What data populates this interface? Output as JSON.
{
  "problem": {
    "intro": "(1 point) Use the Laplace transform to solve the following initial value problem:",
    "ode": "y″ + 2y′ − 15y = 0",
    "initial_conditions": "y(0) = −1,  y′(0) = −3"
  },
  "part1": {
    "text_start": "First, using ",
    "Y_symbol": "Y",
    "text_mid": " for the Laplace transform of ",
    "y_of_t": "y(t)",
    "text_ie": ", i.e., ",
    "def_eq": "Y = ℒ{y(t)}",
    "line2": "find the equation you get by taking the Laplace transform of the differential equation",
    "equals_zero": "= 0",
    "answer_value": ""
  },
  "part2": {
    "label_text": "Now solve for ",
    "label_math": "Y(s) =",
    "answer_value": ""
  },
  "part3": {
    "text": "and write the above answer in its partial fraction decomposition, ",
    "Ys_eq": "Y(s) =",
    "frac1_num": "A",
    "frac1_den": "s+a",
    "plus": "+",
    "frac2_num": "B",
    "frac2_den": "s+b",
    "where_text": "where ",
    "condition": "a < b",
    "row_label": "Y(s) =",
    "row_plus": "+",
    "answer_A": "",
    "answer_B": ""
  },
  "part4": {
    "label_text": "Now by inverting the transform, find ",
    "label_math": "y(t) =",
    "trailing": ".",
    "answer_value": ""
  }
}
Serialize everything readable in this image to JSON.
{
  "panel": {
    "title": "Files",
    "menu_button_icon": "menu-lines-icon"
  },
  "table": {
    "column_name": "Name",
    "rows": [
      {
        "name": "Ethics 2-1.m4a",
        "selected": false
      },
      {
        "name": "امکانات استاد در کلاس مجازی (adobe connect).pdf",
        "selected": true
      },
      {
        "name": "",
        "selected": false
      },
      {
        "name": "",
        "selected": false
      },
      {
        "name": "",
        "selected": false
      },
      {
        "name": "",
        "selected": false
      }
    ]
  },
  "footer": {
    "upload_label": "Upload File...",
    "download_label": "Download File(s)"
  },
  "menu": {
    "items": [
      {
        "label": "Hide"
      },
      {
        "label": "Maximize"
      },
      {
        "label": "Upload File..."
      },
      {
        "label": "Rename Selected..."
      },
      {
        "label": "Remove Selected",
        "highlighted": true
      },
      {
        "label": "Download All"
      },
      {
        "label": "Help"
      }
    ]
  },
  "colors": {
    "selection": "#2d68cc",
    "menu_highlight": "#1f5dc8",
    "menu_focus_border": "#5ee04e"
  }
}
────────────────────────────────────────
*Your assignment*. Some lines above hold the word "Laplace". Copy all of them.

*Reply*.
    "intro": "(1 point) Use the Laplace transform to solve the following initial value problem:",
    "text_mid": " for the Laplace transform of ",
    "line2": "find the equation you get by taking the Laplace transform of the differential equation",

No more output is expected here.